Prompt
Would you print the entire listing exactly, leaving nothing out?

Excerpted data

Start of Block

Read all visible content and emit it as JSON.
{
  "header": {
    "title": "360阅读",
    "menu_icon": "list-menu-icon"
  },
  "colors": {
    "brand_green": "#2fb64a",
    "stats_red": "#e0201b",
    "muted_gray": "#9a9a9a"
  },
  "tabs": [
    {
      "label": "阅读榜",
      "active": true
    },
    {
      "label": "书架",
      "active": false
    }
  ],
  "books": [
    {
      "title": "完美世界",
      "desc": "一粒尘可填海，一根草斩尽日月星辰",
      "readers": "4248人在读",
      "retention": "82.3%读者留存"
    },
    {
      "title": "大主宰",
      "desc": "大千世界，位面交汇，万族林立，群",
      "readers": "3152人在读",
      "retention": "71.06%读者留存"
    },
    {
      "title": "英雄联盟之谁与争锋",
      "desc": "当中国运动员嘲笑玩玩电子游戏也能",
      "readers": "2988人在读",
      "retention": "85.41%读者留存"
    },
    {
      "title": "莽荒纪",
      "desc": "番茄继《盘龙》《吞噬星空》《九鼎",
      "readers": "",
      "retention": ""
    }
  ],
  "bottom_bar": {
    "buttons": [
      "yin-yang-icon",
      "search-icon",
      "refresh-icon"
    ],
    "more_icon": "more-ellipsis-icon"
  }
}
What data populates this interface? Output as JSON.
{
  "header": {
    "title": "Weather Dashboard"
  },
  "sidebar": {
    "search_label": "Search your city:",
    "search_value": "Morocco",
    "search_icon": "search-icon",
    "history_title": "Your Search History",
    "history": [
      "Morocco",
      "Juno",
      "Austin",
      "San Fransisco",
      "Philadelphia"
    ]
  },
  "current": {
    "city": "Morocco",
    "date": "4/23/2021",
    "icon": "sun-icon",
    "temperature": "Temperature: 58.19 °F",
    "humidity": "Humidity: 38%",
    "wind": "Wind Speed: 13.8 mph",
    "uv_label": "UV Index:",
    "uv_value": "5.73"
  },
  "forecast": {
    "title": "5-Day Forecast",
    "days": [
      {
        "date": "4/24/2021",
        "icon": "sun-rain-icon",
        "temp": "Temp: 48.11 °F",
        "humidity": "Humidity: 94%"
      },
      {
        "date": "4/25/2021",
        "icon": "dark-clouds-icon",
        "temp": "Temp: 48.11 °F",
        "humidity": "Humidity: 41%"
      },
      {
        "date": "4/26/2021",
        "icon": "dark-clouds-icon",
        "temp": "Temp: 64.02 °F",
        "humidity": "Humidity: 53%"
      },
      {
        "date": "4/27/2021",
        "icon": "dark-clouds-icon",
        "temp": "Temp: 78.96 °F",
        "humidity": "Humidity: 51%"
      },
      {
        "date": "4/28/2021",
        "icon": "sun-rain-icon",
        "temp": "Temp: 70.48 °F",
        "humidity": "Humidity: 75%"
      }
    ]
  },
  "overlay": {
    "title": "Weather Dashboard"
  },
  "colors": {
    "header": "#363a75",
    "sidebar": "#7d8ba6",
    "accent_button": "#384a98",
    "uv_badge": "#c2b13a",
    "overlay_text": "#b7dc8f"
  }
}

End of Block

Exercise answer
Read all visible content and emit it as JSON.
{
  "header": {
    "title": "360阅读",
    "menu_icon": "list-menu-icon"
  },
  "colors": {
    "brand_green": "#2fb64a",
    "stats_red": "#e0201b",
    "muted_gray": "#9a9a9a"
  },
  "tabs": [
    {
      "label": "阅读榜",
      "active": true
    },
    {
      "label": "书架",
      "active": false
    }
  ],
  "books": [
    {
      "title": "完美世界",
      "desc": "一粒尘可填海，一根草斩尽日月星辰",
      "readers": "4248人在读",
      "retention": "82.3%读者留存"
    },
    {
      "title": "大主宰",
      "desc": "大千世界，位面交汇，万族林立，群",
      "readers": "3152人在读",
      "retention": "71.06%读者留存"
    },
    {
      "title": "英雄联盟之谁与争锋",
      "desc": "当中国运动员嘲笑玩玩电子游戏也能",
      "readers": "2988人在读",
      "retention": "85.41%读者留存"
    },
    {
      "title": "莽荒纪",
      "desc": "番茄继《盘龙》《吞噬星空》《九鼎",
      "readers": "",
      "retention": ""
    }
  ],
  "bottom_bar": {
    "buttons": [
      "yin-yang-icon",
      "search-icon",
      "refresh-icon"
    ],
    "more_icon": "more-ellipsis-icon"
  }
}
What data populates this interface? Output as JSON.
{
  "header": {
    "title": "Weather Dashboard"
  },
  "sidebar": {
    "search_label": "Search your city:",
    "search_value": "Morocco",
    "search_icon": "search-icon",
    "history_title": "Your Search History",
    "history": [
      "Morocco",
      "Juno",
      "Austin",
      "San Fransisco",
      "Philadelphia"
    ]
  },
  "current": {
    "city": "Morocco",
    "date": "4/23/2021",
    "icon": "sun-icon",
    "temperature": "Temperature: 58.19 °F",
    "humidity": "Humidity: 38%",
    "wind": "Wind Speed: 13.8 mph",
    "uv_label": "UV Index:",
    "uv_value": "5.73"
  },
  "forecast": {
    "title": "5-Day Forecast",
    "days": [
      {
        "date": "4/24/2021",
        "icon": "sun-rain-icon",
        "temp": "Temp: 48.11 °F",
        "humidity": "Humidity: 94%"
      },
      {
        "date": "4/25/2021",
        "icon": "dark-clouds-icon",
        "temp": "Temp: 48.11 °F",
        "humidity": "Humidity: 41%"
      },
      {
        "date": "4/26/2021",
        "icon": "dark-clouds-icon",
        "temp": "Temp: 64.02 °F",
        "humidity": "Humidity: 53%"
      },
      {
        "date": "4/27/2021",
        "icon": "dark-clouds-icon",
        "temp": "Temp: 78.96 °F",
        "humidity": "Humidity: 51%"
      },
      {
        "date": "4/28/2021",
        "icon": "sun-rain-icon",
        "temp": "Temp: 70.48 °F",
        "humidity": "Humidity: 75%"
      }
    ]
  },
  "overlay": {
    "title": "Weather Dashboard"
  },
  "colors": {
    "header": "#363a75",
    "sidebar": "#7d8ba6",
    "accent_button": "#384a98",
    "uv_badge": "#c2b13a",
    "overlay_text": "#b7dc8f"
  }
}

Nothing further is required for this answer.